Wednesday, August 1, 2012

Hospital Horror Story: Medication Screw up puts Patient in ICU

A 93 year old home bound senior was admitted to Henry Mayo Newhall Memorial Hospital for dehydration and had low blood pressure that required intravenous medication to reverse the downward sloping blood pressure. The admitting doctor diligently ordered a blood pressure medicine meant to increase the blood pressure. A medicine was started and the physician asked the hospital staff to call him with the new blood pressure readings.
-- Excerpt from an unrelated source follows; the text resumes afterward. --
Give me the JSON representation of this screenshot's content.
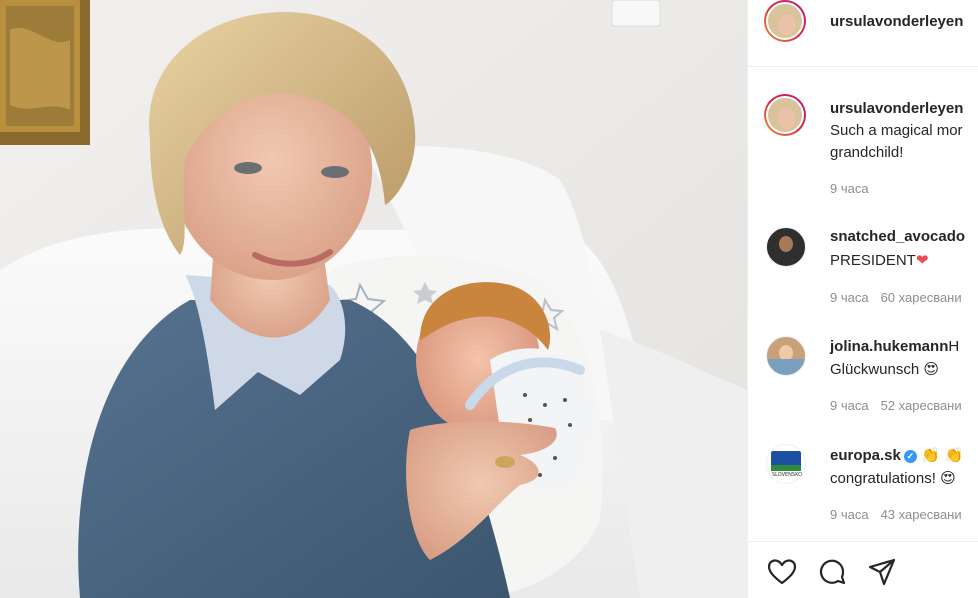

The hospital staff called the physician with the blood pressure reading as the new medicine should be working by now....but the pressure was lower...the physician asked for an increased amount of the medicine and the blood pressure continued to drop. The physician came to the hospital to see the patient and was shocked by what was found. After determining the condition of the patient he transferred her to the ICU as she was becoming critical. What the physician discovered was the complete reversal error by the hospital. Instead of starting the patient on (dopamine) a medicine to RAISE blood pressure the patient was given a blood pressure LOWERING medicine (nitroglycerin). Through the diligence of the physician the patient recovered and subsequently went home.